• _TASK STATEMENT_:
Every record shown below should be duplicated exactly.

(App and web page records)
* * * * * * *

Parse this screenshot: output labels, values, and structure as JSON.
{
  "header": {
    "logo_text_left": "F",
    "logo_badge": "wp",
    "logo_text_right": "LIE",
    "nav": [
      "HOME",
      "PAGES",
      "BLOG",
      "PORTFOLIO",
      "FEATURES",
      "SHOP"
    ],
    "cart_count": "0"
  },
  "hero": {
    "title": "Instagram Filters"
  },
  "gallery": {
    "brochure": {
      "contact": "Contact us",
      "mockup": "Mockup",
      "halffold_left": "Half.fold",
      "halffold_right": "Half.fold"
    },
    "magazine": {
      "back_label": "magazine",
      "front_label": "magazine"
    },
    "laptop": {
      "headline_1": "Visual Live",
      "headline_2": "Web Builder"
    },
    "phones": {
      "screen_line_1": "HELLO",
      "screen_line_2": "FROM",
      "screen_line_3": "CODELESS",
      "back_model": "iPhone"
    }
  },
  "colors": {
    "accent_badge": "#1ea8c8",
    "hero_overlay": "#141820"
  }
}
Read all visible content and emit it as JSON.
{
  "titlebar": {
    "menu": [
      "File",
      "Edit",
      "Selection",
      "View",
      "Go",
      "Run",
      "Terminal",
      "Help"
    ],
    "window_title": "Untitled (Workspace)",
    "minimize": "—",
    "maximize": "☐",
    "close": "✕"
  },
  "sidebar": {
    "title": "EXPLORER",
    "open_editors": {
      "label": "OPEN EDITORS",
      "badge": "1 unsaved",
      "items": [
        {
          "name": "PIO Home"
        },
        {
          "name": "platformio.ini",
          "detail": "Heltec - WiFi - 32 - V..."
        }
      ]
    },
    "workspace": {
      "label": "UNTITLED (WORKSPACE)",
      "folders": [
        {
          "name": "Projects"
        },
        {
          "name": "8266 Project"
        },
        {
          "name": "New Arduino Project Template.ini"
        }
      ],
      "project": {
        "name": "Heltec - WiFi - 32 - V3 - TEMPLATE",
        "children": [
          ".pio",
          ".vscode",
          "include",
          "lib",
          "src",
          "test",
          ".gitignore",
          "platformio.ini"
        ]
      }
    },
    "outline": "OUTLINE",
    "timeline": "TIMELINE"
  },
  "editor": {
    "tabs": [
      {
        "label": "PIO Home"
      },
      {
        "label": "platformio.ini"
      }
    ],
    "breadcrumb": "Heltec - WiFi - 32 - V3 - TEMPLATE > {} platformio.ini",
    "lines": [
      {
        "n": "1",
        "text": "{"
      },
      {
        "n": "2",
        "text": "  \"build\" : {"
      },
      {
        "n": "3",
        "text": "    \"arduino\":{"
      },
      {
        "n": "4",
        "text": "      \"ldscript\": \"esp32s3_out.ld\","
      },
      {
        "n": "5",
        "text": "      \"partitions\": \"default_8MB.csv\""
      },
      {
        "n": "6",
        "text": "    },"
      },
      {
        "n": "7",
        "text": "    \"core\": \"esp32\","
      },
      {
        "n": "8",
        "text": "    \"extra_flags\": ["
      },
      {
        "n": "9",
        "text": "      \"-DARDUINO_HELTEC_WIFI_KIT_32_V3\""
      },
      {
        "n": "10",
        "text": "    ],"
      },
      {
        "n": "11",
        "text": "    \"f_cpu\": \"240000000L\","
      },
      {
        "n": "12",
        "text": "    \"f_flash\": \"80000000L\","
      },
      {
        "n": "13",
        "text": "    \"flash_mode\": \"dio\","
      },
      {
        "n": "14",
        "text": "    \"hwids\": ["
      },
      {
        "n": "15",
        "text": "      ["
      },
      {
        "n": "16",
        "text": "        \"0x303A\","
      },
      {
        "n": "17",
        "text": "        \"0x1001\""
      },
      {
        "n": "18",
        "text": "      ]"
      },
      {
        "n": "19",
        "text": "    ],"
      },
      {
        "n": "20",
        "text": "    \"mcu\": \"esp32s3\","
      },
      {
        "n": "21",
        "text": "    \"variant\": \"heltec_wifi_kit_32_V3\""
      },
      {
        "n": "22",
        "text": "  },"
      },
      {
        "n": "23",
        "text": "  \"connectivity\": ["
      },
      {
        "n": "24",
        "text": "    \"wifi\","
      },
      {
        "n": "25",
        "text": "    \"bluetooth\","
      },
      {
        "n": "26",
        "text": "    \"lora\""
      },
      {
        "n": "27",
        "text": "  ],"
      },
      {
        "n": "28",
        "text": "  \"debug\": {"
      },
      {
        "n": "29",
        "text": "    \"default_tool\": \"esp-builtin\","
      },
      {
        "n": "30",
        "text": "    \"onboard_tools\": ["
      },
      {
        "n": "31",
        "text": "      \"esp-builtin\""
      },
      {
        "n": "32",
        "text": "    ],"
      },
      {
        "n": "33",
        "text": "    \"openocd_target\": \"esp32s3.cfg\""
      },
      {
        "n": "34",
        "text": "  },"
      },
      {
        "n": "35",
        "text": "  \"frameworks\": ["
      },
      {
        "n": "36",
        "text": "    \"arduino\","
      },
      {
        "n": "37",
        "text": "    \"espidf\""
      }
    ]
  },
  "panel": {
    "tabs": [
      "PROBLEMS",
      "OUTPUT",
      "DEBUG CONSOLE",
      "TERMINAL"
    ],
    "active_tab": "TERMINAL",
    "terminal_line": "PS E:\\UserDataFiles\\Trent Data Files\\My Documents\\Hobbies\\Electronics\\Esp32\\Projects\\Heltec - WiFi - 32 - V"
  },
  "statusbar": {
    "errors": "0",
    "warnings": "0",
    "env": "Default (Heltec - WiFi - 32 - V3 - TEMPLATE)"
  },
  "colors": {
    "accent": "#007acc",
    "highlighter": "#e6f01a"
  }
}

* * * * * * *

• _ANSWER FOR THIS EXERCISE_:
Parse this screenshot: output labels, values, and structure as JSON.
{
  "header": {
    "logo_text_left": "F",
    "logo_badge": "wp",
    "logo_text_right": "LIE",
    "nav": [
      "HOME",
      "PAGES",
      "BLOG",
      "PORTFOLIO",
      "FEATURES",
      "SHOP"
    ],
    "cart_count": "0"
  },
  "hero": {
    "title": "Instagram Filters"
  },
  "gallery": {
    "brochure": {
      "contact": "Contact us",
      "mockup": "Mockup",
      "halffold_left": "Half.fold",
      "halffold_right": "Half.fold"
    },
    "magazine": {
      "back_label": "magazine",
      "front_label": "magazine"
    },
    "laptop": {
      "headline_1": "Visual Live",
      "headline_2": "Web Builder"
    },
    "phones": {
      "screen_line_1": "HELLO",
      "screen_line_2": "FROM",
      "screen_line_3": "CODELESS",
      "back_model": "iPhone"
    }
  },
  "colors": {
    "accent_badge": "#1ea8c8",
    "hero_overlay": "#141820"
  }
}
Read all visible content and emit it as JSON.
{
  "titlebar": {
    "menu": [
      "File",
      "Edit",
      "Selection",
      "View",
      "Go",
      "Run",
      "Terminal",
      "Help"
    ],
    "window_title": "Untitled (Workspace)",
    "minimize": "—",
    "maximize": "☐",
    "close": "✕"
  },
  "sidebar": {
    "title": "EXPLORER",
    "open_editors": {
      "label": "OPEN EDITORS",
      "badge": "1 unsaved",
      "items": [
        {
          "name": "PIO Home"
        },
        {
          "name": "platformio.ini",
          "detail": "Heltec - WiFi - 32 - V..."
        }
      ]
    },
    "workspace": {
      "label": "UNTITLED (WORKSPACE)",
      "folders": [
        {
          "name": "Projects"
        },
        {
          "name": "8266 Project"
        },
        {
          "name": "New Arduino Project Template.ini"
        }
      ],
      "project": {
        "name": "Heltec - WiFi - 32 - V3 - TEMPLATE",
        "children": [
          ".pio",
          ".vscode",
          "include",
          "lib",
          "src",
          "test",
          ".gitignore",
          "platformio.ini"
        ]
      }
    },
    "outline": "OUTLINE",
    "timeline": "TIMELINE"
  },
  "editor": {
    "tabs": [
      {
        "label": "PIO Home"
      },
      {
        "label": "platformio.ini"
      }
    ],
    "breadcrumb": "Heltec - WiFi - 32 - V3 - TEMPLATE > {} platformio.ini",
    "lines": [
      {
        "n": "1",
        "text": "{"
      },
      {
        "n": "2",
        "text": "  \"build\" : {"
      },
      {
        "n": "3",
        "text": "    \"arduino\":{"
      },
      {
        "n": "4",
        "text": "      \"ldscript\": \"esp32s3_out.ld\","
      },
      {
        "n": "5",
        "text": "      \"partitions\": \"default_8MB.csv\""
      },
      {
        "n": "6",
        "text": "    },"
      },
      {
        "n": "7",
        "text": "    \"core\": \"esp32\","
      },
      {
        "n": "8",
        "text": "    \"extra_flags\": ["
      },
      {
        "n": "9",
        "text": "      \"-DARDUINO_HELTEC_WIFI_KIT_32_V3\""
      },
      {
        "n": "10",
        "text": "    ],"
      },
      {
        "n": "11",
        "text": "    \"f_cpu\": \"240000000L\","
      },
      {
        "n": "12",
        "text": "    \"f_flash\": \"80000000L\","
      },
      {
        "n": "13",
        "text": "    \"flash_mode\": \"dio\","
      },
      {
        "n": "14",
        "text": "    \"hwids\": ["
      },
      {
        "n": "15",
        "text": "      ["
      },
      {
        "n": "16",
        "text": "        \"0x303A\","
      },
      {
        "n": "17",
        "text": "        \"0x1001\""
      },
      {
        "n": "18",
        "text": "      ]"
      },
      {
        "n": "19",
        "text": "    ],"
      },
      {
        "n": "20",
        "text": "    \"mcu\": \"esp32s3\","
      },
      {
        "n": "21",
        "text": "    \"variant\": \"heltec_wifi_kit_32_V3\""
      },
      {
        "n": "22",
        "text": "  },"
      },
      {
        "n": "23",
        "text": "  \"connectivity\": ["
      },
      {
        "n": "24",
        "text": "    \"wifi\","
      },
      {
        "n": "25",
        "text": "    \"bluetooth\","
      },
      {
        "n": "26",
        "text": "    \"lora\""
      },
      {
        "n": "27",
        "text": "  ],"
      },
      {
        "n": "28",
        "text": "  \"debug\": {"
      },
      {
        "n": "29",
        "text": "    \"default_tool\": \"esp-builtin\","
      },
      {
        "n": "30",
        "text": "    \"onboard_tools\": ["
      },
      {
        "n": "31",
        "text": "      \"esp-builtin\""
      },
      {
        "n": "32",
        "text": "    ],"
      },
      {
        "n": "33",
        "text": "    \"openocd_target\": \"esp32s3.cfg\""
      },
      {
        "n": "34",
        "text": "  },"
      },
      {
        "n": "35",
        "text": "  \"frameworks\": ["
      },
      {
        "n": "36",
        "text": "    \"arduino\","
      },
      {
        "n": "37",
        "text": "    \"espidf\""
      }
    ]
  },
  "panel": {
    "tabs": [
      "PROBLEMS",
      "OUTPUT",
      "DEBUG CONSOLE",
      "TERMINAL"
    ],
    "active_tab": "TERMINAL",
    "terminal_line": "PS E:\\UserDataFiles\\Trent Data Files\\My Documents\\Hobbies\\Electronics\\Esp32\\Projects\\Heltec - WiFi - 32 - V"
  },
  "statusbar": {
    "errors": "0",
    "warnings": "0",
    "env": "Default (Heltec - WiFi - 32 - V3 - TEMPLATE)"
  },
  "colors": {
    "accent": "#007acc",
    "highlighter": "#e6f01a"
  }
}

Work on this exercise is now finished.